YOUR TASK
Give back the full data, retyped precisely.

INPUT FOR THIS TASK
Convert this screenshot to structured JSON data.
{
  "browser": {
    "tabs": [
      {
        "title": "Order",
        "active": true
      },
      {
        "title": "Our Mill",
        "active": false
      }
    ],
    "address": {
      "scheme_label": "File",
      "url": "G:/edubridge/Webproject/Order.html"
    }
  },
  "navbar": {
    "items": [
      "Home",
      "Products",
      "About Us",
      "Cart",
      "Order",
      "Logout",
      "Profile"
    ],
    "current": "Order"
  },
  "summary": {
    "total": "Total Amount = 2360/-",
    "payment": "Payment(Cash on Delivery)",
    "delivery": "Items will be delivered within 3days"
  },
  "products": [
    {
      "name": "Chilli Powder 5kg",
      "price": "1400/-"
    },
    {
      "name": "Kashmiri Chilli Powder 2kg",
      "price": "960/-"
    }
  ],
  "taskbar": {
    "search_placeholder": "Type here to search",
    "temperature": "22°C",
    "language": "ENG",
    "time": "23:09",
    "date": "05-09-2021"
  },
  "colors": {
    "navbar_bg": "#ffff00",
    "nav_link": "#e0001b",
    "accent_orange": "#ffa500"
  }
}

RESULT
Convert this screenshot to structured JSON data.
{
  "browser": {
    "tabs": [
      {
        "title": "Order",
        "active": true
      },
      {
        "title": "Our Mill",
        "active": false
      }
    ],
    "address": {
      "scheme_label": "File",
      "url": "G:/edubridge/Webproject/Order.html"
    }
  },
  "navbar": {
    "items": [
      "Home",
      "Products",
      "About Us",
      "Cart",
      "Order",
      "Logout",
      "Profile"
    ],
    "current": "Order"
  },
  "summary": {
    "total": "Total Amount = 2360/-",
    "payment": "Payment(Cash on Delivery)",
    "delivery": "Items will be delivered within 3days"
  },
  "products": [
    {
      "name": "Chilli Powder 5kg",
      "price": "1400/-"
    },
    {
      "name": "Kashmiri Chilli Powder 2kg",
      "price": "960/-"
    }
  ],
  "taskbar": {
    "search_placeholder": "Type here to search",
    "temperature": "22°C",
    "language": "ENG",
    "time": "23:09",
    "date": "05-09-2021"
  },
  "colors": {
    "navbar_bg": "#ffff00",
    "nav_link": "#e0001b",
    "accent_orange": "#ffa500"
  }
}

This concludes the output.